◆ What you should do
With the images excluded, set down every line of the listing below exactly.

*** Block opens ***

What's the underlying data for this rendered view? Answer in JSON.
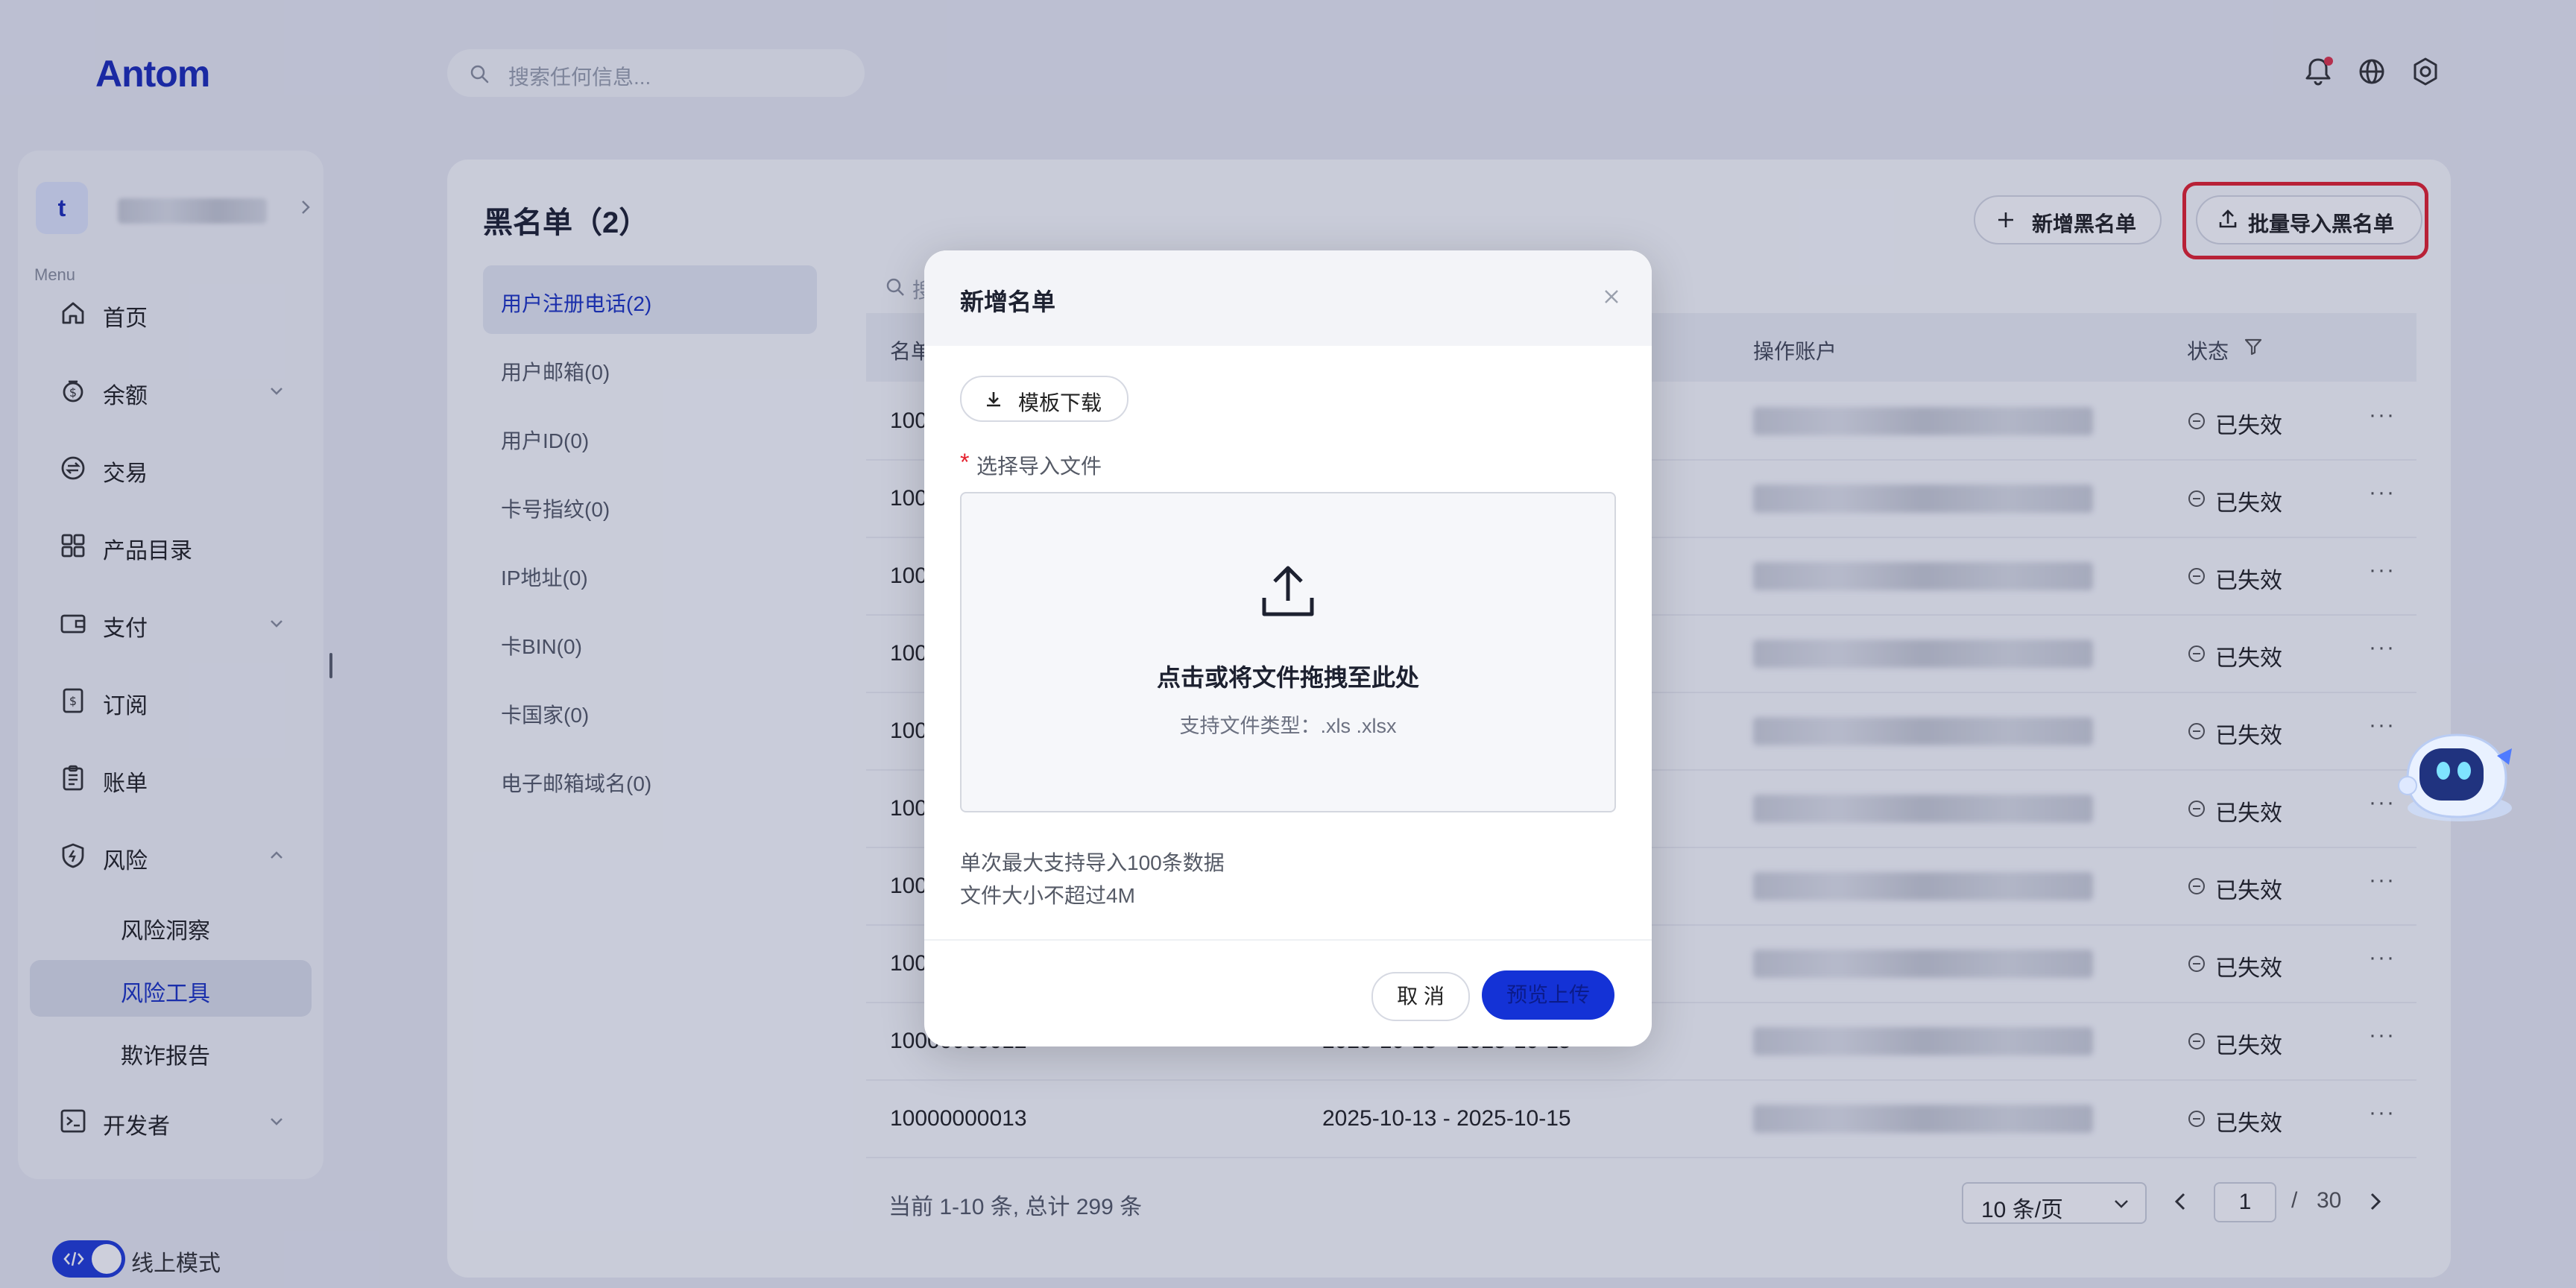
{
  "brand": {
    "logo": "Antom"
  },
  "search": {
    "placeholder": "搜索任何信息..."
  },
  "sidebar": {
    "account_initial": "t",
    "menu_caption": "Menu",
    "items": [
      {
        "label": "首页",
        "icon": "home-icon"
      },
      {
        "label": "余额",
        "icon": "balance-icon",
        "expandable": true
      },
      {
        "label": "交易",
        "icon": "transaction-icon"
      },
      {
        "label": "产品目录",
        "icon": "catalog-icon"
      },
      {
        "label": "支付",
        "icon": "wallet-icon",
        "expandable": true
      },
      {
        "label": "订阅",
        "icon": "subscription-icon"
      },
      {
        "label": "账单",
        "icon": "bill-icon"
      },
      {
        "label": "风险",
        "icon": "shield-icon",
        "expanded": true
      },
      {
        "label": "开发者",
        "icon": "terminal-icon",
        "expandable": true
      }
    ],
    "risk_sub": [
      {
        "label": "风险洞察"
      },
      {
        "label": "风险工具",
        "active": true
      },
      {
        "label": "欺诈报告"
      }
    ],
    "mode_label": "线上模式"
  },
  "page": {
    "title": "黑名单（2）",
    "add_button": "新增黑名单",
    "batch_import_button": "批量导入黑名单"
  },
  "categories": [
    {
      "label": "用户注册电话(2)",
      "active": true
    },
    {
      "label": "用户邮箱(0)"
    },
    {
      "label": "用户ID(0)"
    },
    {
      "label": "卡号指纹(0)"
    },
    {
      "label": "IP地址(0)"
    },
    {
      "label": "卡BIN(0)"
    },
    {
      "label": "卡国家(0)"
    },
    {
      "label": "电子邮箱域名(0)"
    }
  ],
  "table": {
    "search_hint": "搜",
    "columns": {
      "name": "名单",
      "account": "操作账户",
      "status": "状态"
    },
    "rows": [
      {
        "id": "100",
        "period": "",
        "status": "已失效"
      },
      {
        "id": "100",
        "period": "",
        "status": "已失效"
      },
      {
        "id": "100",
        "period": "",
        "status": "已失效"
      },
      {
        "id": "100",
        "period": "",
        "status": "已失效"
      },
      {
        "id": "100",
        "period": "",
        "status": "已失效"
      },
      {
        "id": "100",
        "period": "",
        "status": "已失效"
      },
      {
        "id": "100",
        "period": "",
        "status": "已失效"
      },
      {
        "id": "100",
        "period": "",
        "status": "已失效"
      },
      {
        "id": "10000000012",
        "period": "2025-10-13 - 2025-10-15",
        "status": "已失效"
      },
      {
        "id": "10000000013",
        "period": "2025-10-13 - 2025-10-15",
        "status": "已失效"
      }
    ],
    "more_label": "···"
  },
  "pagination": {
    "summary": "当前 1-10 条, 总计 299 条",
    "page_size": "10 条/页",
    "current_page": "1",
    "separator": "/",
    "total_pages": "30"
  },
  "modal": {
    "title": "新增名单",
    "template_button": "模板下载",
    "required_mark": "*",
    "field_label": "选择导入文件",
    "dropzone_main": "点击或将文件拖拽至此处",
    "dropzone_sub": "支持文件类型：.xls .xlsx",
    "note_1": "单次最大支持导入100条数据",
    "note_2": "文件大小不超过4M",
    "cancel_button": "取 消",
    "upload_button": "预览上传"
  },
  "colors": {
    "brand": "#1a2bb8",
    "primary_button": "#1432d6",
    "highlight": "#e5202d",
    "notification_dot": "#e0334a"
  }
}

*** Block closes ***

◆ Exercise output
What's the underlying data for this rendered view? Answer in JSON.
{
  "brand": {
    "logo": "Antom"
  },
  "search": {
    "placeholder": "搜索任何信息..."
  },
  "sidebar": {
    "account_initial": "t",
    "menu_caption": "Menu",
    "items": [
      {
        "label": "首页",
        "icon": "home-icon"
      },
      {
        "label": "余额",
        "icon": "balance-icon",
        "expandable": true
      },
      {
        "label": "交易",
        "icon": "transaction-icon"
      },
      {
        "label": "产品目录",
        "icon": "catalog-icon"
      },
      {
        "label": "支付",
        "icon": "wallet-icon",
        "expandable": true
      },
      {
        "label": "订阅",
        "icon": "subscription-icon"
      },
      {
        "label": "账单",
        "icon": "bill-icon"
      },
      {
        "label": "风险",
        "icon": "shield-icon",
        "expanded": true
      },
      {
        "label": "开发者",
        "icon": "terminal-icon",
        "expandable": true
      }
    ],
    "risk_sub": [
      {
        "label": "风险洞察"
      },
      {
        "label": "风险工具",
        "active": true
      },
      {
        "label": "欺诈报告"
      }
    ],
    "mode_label": "线上模式"
  },
  "page": {
    "title": "黑名单（2）",
    "add_button": "新增黑名单",
    "batch_import_button": "批量导入黑名单"
  },
  "categories": [
    {
      "label": "用户注册电话(2)",
      "active": true
    },
    {
      "label": "用户邮箱(0)"
    },
    {
      "label": "用户ID(0)"
    },
    {
      "label": "卡号指纹(0)"
    },
    {
      "label": "IP地址(0)"
    },
    {
      "label": "卡BIN(0)"
    },
    {
      "label": "卡国家(0)"
    },
    {
      "label": "电子邮箱域名(0)"
    }
  ],
  "table": {
    "search_hint": "搜",
    "columns": {
      "name": "名单",
      "account": "操作账户",
      "status": "状态"
    },
    "rows": [
      {
        "id": "100",
        "period": "",
        "status": "已失效"
      },
      {
        "id": "100",
        "period": "",
        "status": "已失效"
      },
      {
        "id": "100",
        "period": "",
        "status": "已失效"
      },
      {
        "id": "100",
        "period": "",
        "status": "已失效"
      },
      {
        "id": "100",
        "period": "",
        "status": "已失效"
      },
      {
        "id": "100",
        "period": "",
        "status": "已失效"
      },
      {
        "id": "100",
        "period": "",
        "status": "已失效"
      },
      {
        "id": "100",
        "period": "",
        "status": "已失效"
      },
      {
        "id": "10000000012",
        "period": "2025-10-13 - 2025-10-15",
        "status": "已失效"
      },
      {
        "id": "10000000013",
        "period": "2025-10-13 - 2025-10-15",
        "status": "已失效"
      }
    ],
    "more_label": "···"
  },
  "pagination": {
    "summary": "当前 1-10 条, 总计 299 条",
    "page_size": "10 条/页",
    "current_page": "1",
    "separator": "/",
    "total_pages": "30"
  },
  "modal": {
    "title": "新增名单",
    "template_button": "模板下载",
    "required_mark": "*",
    "field_label": "选择导入文件",
    "dropzone_main": "点击或将文件拖拽至此处",
    "dropzone_sub": "支持文件类型：.xls .xlsx",
    "note_1": "单次最大支持导入100条数据",
    "note_2": "文件大小不超过4M",
    "cancel_button": "取 消",
    "upload_button": "预览上传"
  },
  "colors": {
    "brand": "#1a2bb8",
    "primary_button": "#1432d6",
    "highlight": "#e5202d",
    "notification_dot": "#e0334a"
  }
}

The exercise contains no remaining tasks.